- Add salt, pepper and sugar then over low heat cook for 30-40 minutes.
- Sauce can be made five days ahead and refrigerated till needed.
- 3 pounds ground pork
- 4 eggs
- 3 cups breadcrumbs, Panko style
- 5 cups Parmigiano-Reggiano, finely grated (microplane works best)
- 12 garlic cloves, minced
- 4 yellow onions, fine dice
- 1 cup parsley, chopped
- 3 tablespoons olive oil
- 2 teaspoons salt
- 1 teaspoon black pepper, ground
- Sauté onions on medium heat in olive oil until soft, then add garlic. Remove from heat and let cool.
- Combine the remaining ingredients with the cooled onion mixture in a large bowl. Using your hands, fold all together until completely incorporated.

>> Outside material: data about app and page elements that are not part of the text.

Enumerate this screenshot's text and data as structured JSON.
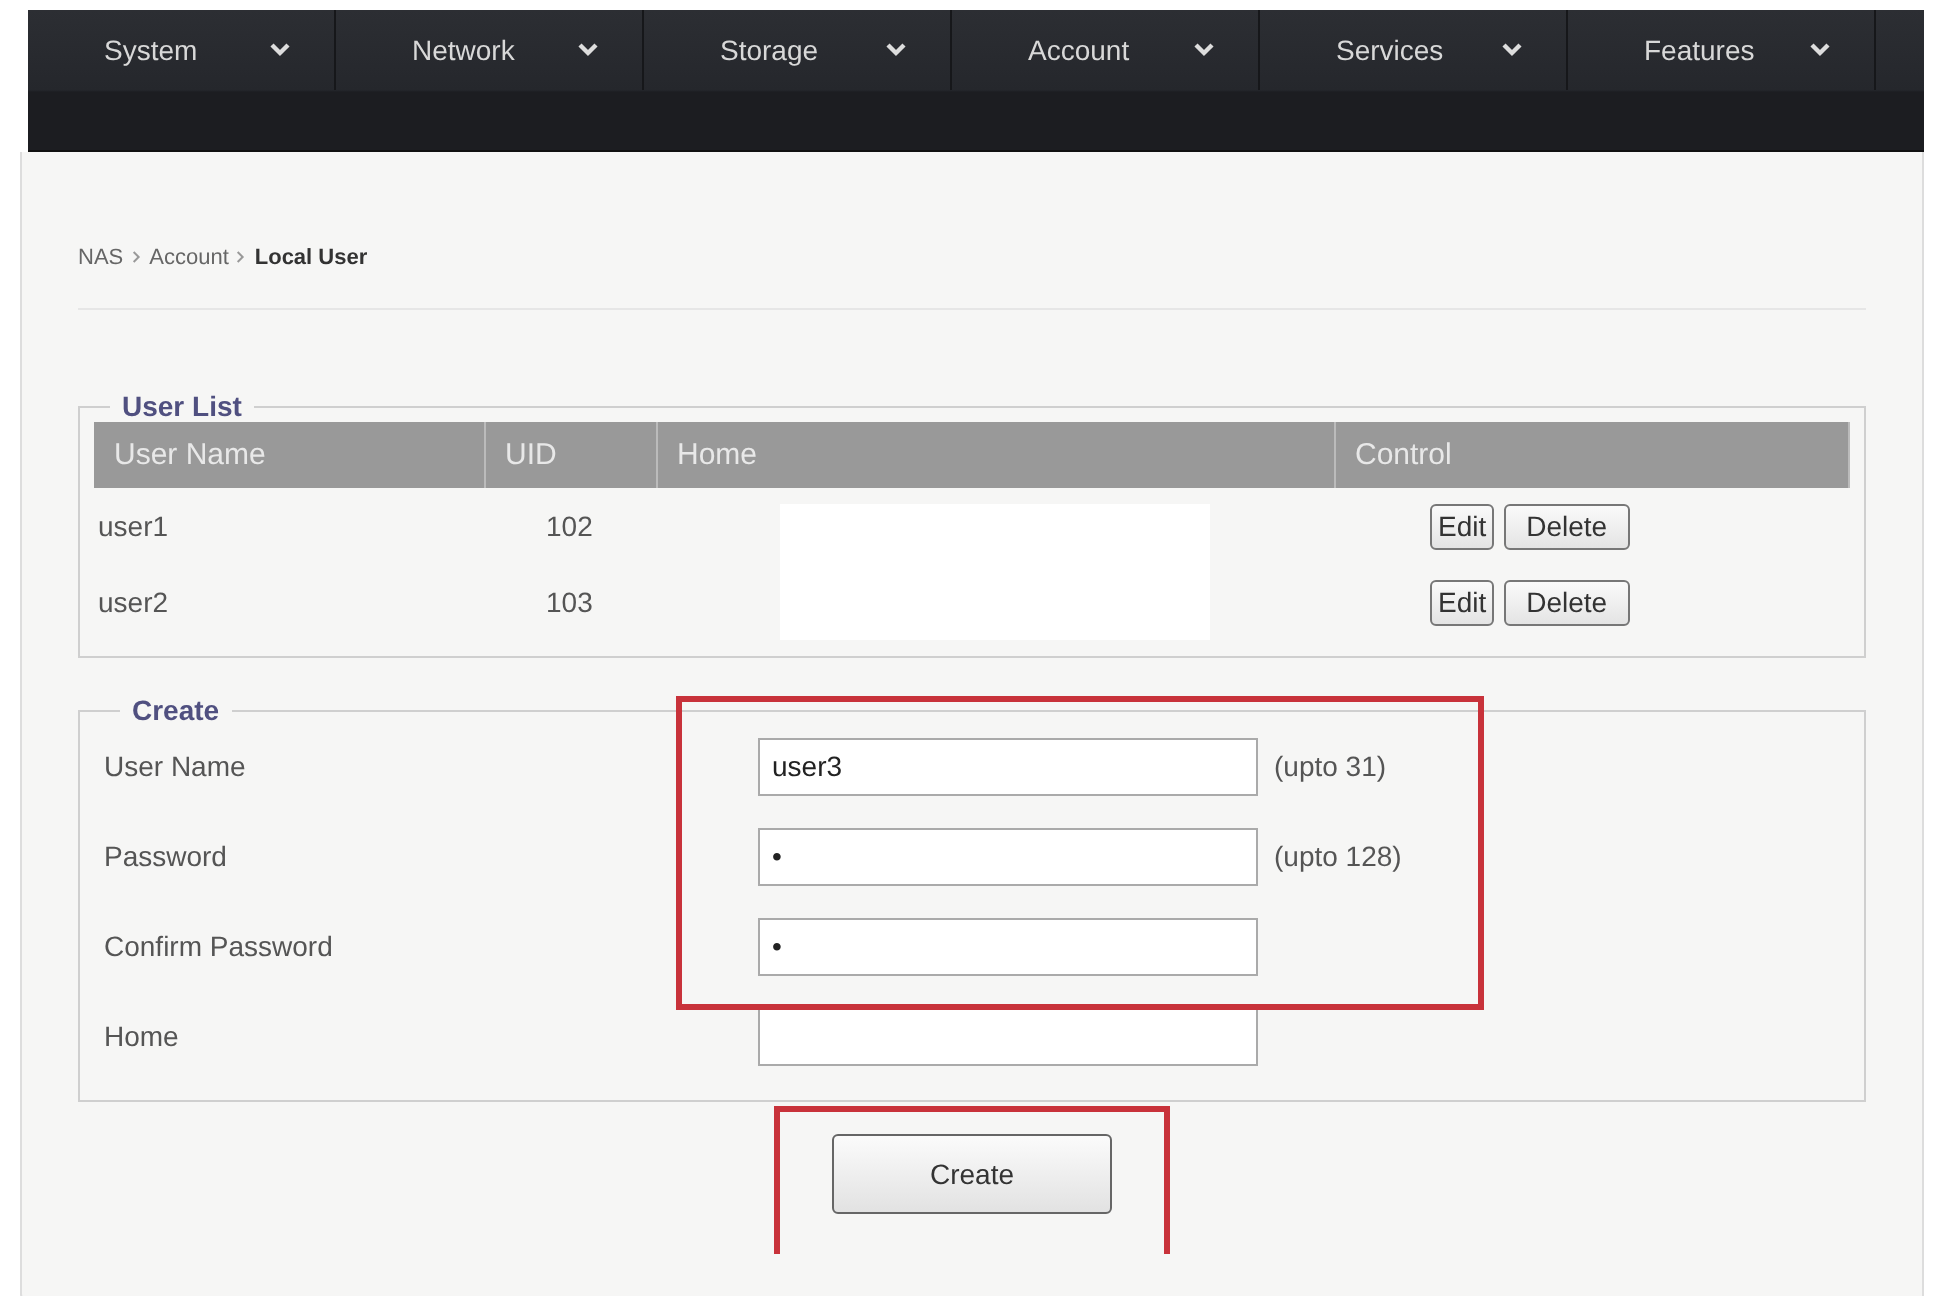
{
  "nav": [
    {
      "label": "System"
    },
    {
      "label": "Network"
    },
    {
      "label": "Storage"
    },
    {
      "label": "Account"
    },
    {
      "label": "Services"
    },
    {
      "label": "Features"
    }
  ],
  "breadcrumb": {
    "parts": [
      "NAS",
      "Account"
    ],
    "current": "Local User"
  },
  "user_list": {
    "title": "User List",
    "columns": [
      "User Name",
      "UID",
      "Home",
      "Control"
    ],
    "rows": [
      {
        "name": "user1",
        "uid": "102",
        "actions": [
          "Edit",
          "Delete"
        ]
      },
      {
        "name": "user2",
        "uid": "103",
        "actions": [
          "Edit",
          "Delete"
        ]
      }
    ]
  },
  "create": {
    "title": "Create",
    "fields_highlighted": true,
    "fields": [
      {
        "label": "User Name",
        "value": "user3",
        "hint": "(upto 31)"
      },
      {
        "label": "Password",
        "value": "•",
        "hint": "(upto 128)"
      },
      {
        "label": "Confirm Password",
        "value": "•"
      },
      {
        "label": "Home"
      }
    ],
    "button": {
      "label": "Create",
      "highlighted": true
    }
  }
}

- Test it! Take a small piece of the mixture and sauté with a little oil, then taste for seasonings, adjusting as necessary.
- Form the meatballs into small, bite-size pieces and place in refrigerator for at least one hour or overnight (wrap tightly in plastic if overnight). This helps firm them up.
- In a large sauté pan, add oil to cover bottom of pan. Over medium high heat, sear the meatballs on all sides. Do this in batches as to not overcrowd the pan. Place seared meatballs in a separate baking dish.
- Once all the meatballs are seared, drain off most of the fat from the pan and add the tomato sauce, stirring with a wooden spoon to deglaze the pan.
- Bring tomato sauce to a simmer and then pour over meatballs.
- In a preheated 350 degrees Fahrenheit oven, bake until cooked through, about 15 minutes depending on size.
— SHARED BY VINE & OLIVE'S JOSH PEBBLES